A flood of studies showing the benefits of hospice care to both patients and state finances has been hitting the news reels recently as experts prove what we have known for years. A quote from a Reuters article regarding one such study, authored by Dr. Jonathan Bergman of UCLA:
In his study, Bergman and his colleagues found that while hospice enrollment among dying prostate cancer patients jumped from around 30 percent in 1992 to over 60 percent in 2005, the timing of when they entered hospice didn’t change. One-quarter of patients were in hospice for seven days or less, which is “too brief to maximize the benefit of enrollment,” the researchers write. Another 10 percent outlived the six-month hospice care guideline.

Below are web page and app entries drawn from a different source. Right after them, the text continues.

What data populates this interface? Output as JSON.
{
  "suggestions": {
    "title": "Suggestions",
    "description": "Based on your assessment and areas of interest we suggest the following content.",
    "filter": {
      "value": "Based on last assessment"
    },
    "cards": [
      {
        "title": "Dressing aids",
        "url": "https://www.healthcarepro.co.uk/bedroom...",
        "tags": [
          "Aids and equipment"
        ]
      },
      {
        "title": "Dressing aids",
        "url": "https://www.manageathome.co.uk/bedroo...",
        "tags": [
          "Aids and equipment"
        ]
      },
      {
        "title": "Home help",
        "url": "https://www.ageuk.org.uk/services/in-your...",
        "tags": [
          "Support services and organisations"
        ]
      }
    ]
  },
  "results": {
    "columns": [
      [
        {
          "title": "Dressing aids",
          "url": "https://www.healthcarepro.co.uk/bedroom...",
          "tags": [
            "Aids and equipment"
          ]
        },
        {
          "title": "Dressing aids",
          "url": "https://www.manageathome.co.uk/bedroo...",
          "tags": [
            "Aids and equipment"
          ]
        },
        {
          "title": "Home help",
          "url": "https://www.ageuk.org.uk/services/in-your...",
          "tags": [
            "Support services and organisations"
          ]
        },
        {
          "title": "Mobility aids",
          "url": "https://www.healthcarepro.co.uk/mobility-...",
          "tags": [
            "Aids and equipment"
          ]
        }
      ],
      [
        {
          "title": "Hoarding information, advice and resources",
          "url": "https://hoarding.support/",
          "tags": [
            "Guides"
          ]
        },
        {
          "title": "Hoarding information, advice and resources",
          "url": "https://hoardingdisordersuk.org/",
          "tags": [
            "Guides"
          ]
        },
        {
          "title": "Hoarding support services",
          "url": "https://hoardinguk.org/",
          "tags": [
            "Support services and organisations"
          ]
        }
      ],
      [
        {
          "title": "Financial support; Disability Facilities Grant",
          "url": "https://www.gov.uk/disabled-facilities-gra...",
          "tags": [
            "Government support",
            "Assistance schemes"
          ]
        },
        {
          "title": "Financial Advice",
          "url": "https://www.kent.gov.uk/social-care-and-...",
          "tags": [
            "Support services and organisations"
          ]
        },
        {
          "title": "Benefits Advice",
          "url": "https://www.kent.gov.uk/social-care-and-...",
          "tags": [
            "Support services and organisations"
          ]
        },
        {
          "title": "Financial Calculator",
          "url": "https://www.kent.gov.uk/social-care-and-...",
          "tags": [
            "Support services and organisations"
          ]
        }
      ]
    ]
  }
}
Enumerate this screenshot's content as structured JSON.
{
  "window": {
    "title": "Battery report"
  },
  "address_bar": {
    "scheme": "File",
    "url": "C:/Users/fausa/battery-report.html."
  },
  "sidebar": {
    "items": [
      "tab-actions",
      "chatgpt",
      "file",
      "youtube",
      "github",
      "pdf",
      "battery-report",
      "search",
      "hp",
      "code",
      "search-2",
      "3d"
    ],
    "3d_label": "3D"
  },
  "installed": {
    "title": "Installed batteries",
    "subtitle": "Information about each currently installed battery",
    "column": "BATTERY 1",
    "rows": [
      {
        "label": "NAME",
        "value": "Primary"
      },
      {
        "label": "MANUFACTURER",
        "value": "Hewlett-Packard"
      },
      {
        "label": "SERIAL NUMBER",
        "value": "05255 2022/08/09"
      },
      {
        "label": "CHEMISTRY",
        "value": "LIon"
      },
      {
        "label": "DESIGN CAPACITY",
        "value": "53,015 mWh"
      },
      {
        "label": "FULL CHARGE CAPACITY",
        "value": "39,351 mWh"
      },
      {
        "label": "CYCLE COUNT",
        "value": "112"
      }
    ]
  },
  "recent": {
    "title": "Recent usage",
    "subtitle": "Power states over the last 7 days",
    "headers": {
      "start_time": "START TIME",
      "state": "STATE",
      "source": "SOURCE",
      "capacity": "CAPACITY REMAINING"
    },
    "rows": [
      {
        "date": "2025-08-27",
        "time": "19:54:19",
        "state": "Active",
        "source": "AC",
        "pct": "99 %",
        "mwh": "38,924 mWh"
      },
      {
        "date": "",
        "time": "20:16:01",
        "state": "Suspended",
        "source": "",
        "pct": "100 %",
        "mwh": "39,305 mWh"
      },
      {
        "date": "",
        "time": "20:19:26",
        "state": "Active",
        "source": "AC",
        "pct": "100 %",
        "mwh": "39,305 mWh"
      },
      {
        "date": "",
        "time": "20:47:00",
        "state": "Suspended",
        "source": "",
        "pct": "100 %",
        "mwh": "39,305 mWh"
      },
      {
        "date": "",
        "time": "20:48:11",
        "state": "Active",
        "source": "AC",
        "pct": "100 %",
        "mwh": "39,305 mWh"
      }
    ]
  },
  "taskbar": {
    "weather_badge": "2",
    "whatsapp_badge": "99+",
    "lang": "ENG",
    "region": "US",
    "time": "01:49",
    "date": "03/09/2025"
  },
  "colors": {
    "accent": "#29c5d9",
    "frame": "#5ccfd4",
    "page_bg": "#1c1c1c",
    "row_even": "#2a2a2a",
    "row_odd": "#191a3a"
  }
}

Bergman and his team did find that hospice patients were about 20 percent less likely to receive high-intensity care, for example admission to the intensive care unit, two or more emergency department visits, or cardiopulmonary resuscitation. They also received fewer imaging tests, which are costly and are known to have no benefit for dying prostate cancer patients.

As we’ve seen in many of these studies, the effectiveness of hospice care is being limited by the fact that many patients wait far too long to enroll. While even a short stay can greatly increase comfort levels, a week or less is truly too short of a time to create ideal results.

Read more http://hospicecarecorpblog.blogspot.com/2010/10/hospice-care-saves.html